First of all, in discussing “Election in the Old Testament,” Dr. Konig classifies as a misconception the idea that the Old Testament is a period of “the most rigid particularism.” He denies that Israel is the elected people, while the Gentiles are rejected. Along with this, he classifies as a misconception and denies that election implies rejection. He writes:

The particularistic view of the Old Testament is supported by yet another misconception, viz that election implies rejection. According to this view God as a matter of course rejects while He elects; while He elects Israel He automatically rejects the Gentiles. The whole Old Testament history can then be described as the acts of God in choosing one nation (Israel) to be his people, (due to His lack of concern for all the other nations) and the way in which He limited His blessings and special care to this His elect people: According to this presentation election becomes “favoritism”. As a result election constitutes a threat to many, for the moment “election” is mentioned, people immediately think of the logical and inevitable counterpart: rejection. And if you are not elected, what then! At least—so many think—all men are divided into two groups: the elected and the rejected. And to make matters worse, election is often presented as a great mystery about which very little is known. Nobody ever knows who are the elect and who are the rejected. 

However, it is clear beyond all doubt that these misconceptions have no roots whatsoever in the Old or in the New Testament.

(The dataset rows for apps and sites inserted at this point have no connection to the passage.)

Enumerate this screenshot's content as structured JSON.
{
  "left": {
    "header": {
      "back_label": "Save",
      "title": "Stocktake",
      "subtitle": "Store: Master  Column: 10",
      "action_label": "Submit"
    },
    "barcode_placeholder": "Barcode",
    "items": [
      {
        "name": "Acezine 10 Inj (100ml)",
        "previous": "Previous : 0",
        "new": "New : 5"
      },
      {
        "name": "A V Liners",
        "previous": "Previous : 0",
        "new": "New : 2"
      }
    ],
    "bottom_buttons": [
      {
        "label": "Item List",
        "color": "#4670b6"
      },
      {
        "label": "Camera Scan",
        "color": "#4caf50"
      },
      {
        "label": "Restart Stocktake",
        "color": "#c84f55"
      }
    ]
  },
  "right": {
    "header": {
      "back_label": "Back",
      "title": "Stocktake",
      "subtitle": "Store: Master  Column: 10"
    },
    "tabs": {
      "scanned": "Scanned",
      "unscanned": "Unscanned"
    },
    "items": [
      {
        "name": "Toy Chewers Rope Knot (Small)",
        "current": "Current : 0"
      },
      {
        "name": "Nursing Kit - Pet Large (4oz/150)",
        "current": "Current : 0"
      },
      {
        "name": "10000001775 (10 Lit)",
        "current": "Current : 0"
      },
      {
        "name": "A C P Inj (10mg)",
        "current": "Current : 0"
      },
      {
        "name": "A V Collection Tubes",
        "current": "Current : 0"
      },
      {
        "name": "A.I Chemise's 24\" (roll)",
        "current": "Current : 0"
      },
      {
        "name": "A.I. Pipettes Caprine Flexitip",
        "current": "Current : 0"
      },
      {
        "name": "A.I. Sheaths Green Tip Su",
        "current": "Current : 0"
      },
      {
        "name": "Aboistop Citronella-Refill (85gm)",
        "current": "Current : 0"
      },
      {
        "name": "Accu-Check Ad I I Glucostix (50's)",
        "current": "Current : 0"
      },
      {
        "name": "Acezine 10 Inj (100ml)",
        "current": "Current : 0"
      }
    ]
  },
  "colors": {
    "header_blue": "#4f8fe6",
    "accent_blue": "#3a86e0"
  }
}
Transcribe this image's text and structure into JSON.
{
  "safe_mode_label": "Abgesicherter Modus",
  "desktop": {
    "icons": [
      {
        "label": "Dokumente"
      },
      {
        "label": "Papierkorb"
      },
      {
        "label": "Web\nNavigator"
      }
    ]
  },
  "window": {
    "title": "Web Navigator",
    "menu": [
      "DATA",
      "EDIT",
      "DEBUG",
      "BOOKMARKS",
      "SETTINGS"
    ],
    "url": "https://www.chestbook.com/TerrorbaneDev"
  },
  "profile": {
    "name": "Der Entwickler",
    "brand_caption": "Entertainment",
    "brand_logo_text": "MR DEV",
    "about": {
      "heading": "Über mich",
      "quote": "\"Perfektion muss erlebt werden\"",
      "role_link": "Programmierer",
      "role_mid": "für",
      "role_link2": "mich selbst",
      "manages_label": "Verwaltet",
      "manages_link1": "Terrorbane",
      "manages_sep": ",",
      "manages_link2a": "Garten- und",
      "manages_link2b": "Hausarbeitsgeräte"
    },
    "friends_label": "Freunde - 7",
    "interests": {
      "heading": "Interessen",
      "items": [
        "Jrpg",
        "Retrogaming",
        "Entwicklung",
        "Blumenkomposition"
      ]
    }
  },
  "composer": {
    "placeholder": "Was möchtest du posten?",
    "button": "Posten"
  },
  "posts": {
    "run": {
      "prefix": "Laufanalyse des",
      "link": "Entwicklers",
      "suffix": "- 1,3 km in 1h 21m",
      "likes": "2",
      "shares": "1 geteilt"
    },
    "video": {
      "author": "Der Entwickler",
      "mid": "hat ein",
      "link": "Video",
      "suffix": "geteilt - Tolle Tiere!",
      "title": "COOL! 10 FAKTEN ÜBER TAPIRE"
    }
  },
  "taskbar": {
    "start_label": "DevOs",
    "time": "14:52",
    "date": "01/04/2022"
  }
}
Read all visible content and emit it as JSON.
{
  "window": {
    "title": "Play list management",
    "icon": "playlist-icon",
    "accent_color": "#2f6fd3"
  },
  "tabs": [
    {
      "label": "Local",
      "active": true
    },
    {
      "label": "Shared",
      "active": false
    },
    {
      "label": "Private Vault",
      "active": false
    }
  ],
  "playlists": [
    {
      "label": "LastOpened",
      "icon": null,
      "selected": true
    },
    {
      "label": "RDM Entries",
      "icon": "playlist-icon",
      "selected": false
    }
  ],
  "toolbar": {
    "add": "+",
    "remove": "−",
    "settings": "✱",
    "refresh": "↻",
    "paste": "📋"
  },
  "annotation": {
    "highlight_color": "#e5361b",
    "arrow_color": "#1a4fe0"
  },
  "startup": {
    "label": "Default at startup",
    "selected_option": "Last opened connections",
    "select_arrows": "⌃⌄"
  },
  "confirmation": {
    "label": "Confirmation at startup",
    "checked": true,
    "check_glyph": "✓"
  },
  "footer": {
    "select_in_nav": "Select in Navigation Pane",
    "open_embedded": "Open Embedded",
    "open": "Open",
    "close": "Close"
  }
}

It is obvious from the above that the very tone of Konig’s description is hostile and disparaging. And while we would not accept all the details of his description, nevertheless it is plain that Dr. Konig has in mind the traditional Reformed doctrine of a double predestination, with an election and reprobation which are equally sovereign. And he argues long and hard to get rid of this doctrine, and finally to confuse election and reprobation in such a way that the Reformed view can no longer be recognized in his teachings. 

(to be continued)